G beta-gamma complex
Heterotrimeric G protein complexes ( Gαβγ) are formed from Gα, Gβ, and Gγ subunits. Upon activation of a G-protein coupled receptor, the Gβγ complex is released from the Gα subunit, allowing the Gα subunit to function as a messenger in signal transduction.
The normal role of the beta-gamma complex is inhibition of the Gα subunit. However, the free Gβγ complex can act as a signaling molecule itself, by activating other second messengers or by gating ion channels directly.
Examples of Gβγ complex functions include:
- Activation of phospholipase A2 when bound to histamine receptors

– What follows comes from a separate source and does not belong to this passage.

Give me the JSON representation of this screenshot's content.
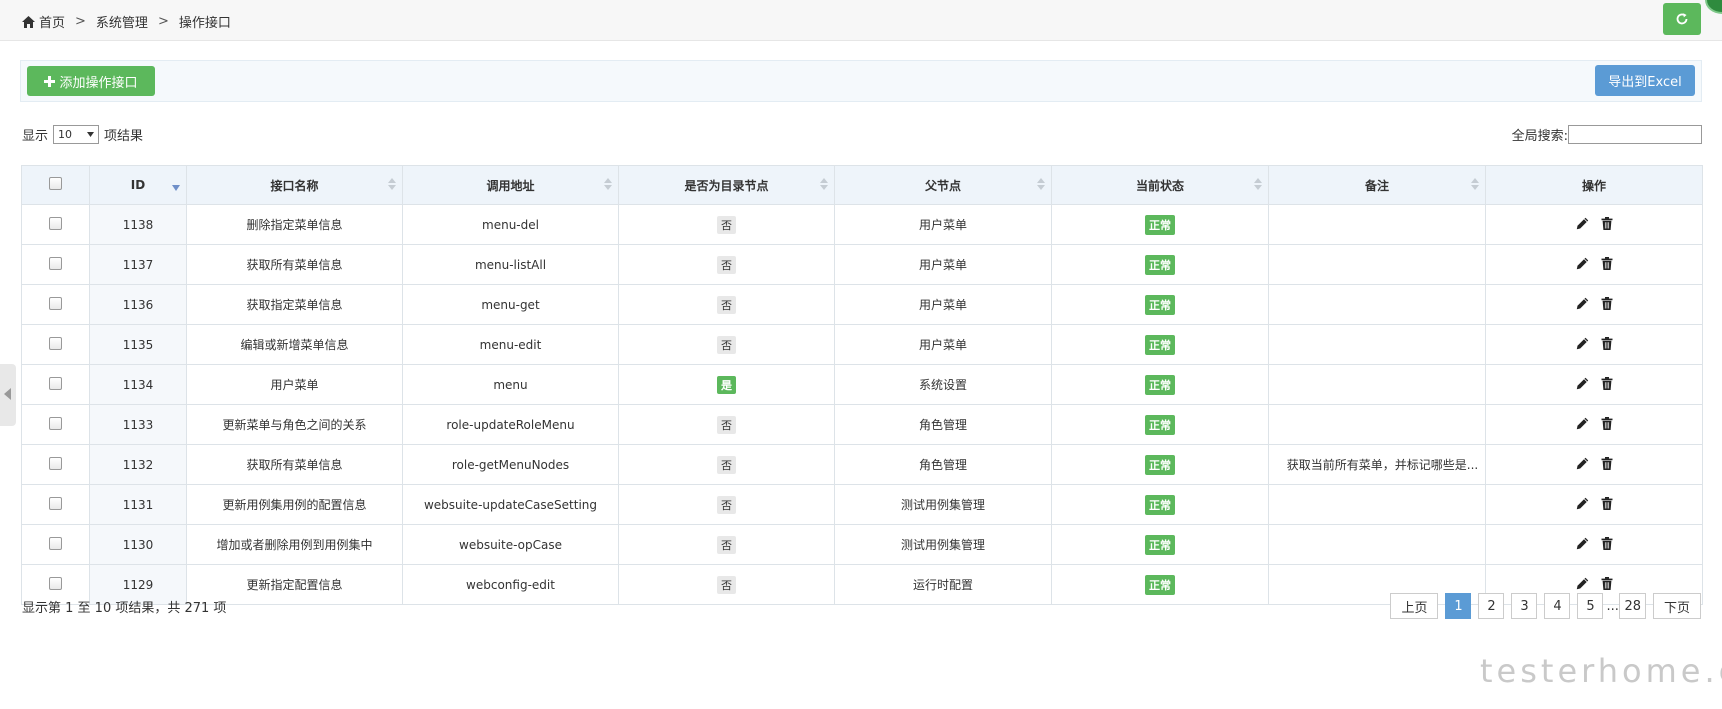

- Direct opening of G-protein coupled inward rectifying potassium channels (GIRKs) when bound to muscarinic acetylcholine receptors
- Activation L-type calcium channels, as in H3 receptor pharmacology.
- Initiation of the phospholipase C pathway by activating phospholipase C, as a minor mechanism of growth hormone releasing hormone releasing growth hormone.
GNB1L and GNB2L1 are not considered to be classical G protein beta subunits, as they do not make part of the beta/gamma protein complex and only show sequence similarities with the true Gβ proteins (ref NCBI GeneID: 54584, GeneID: 10399).
- GeneGlobe -> GHRH Signaling Retrieved on May 31, 2009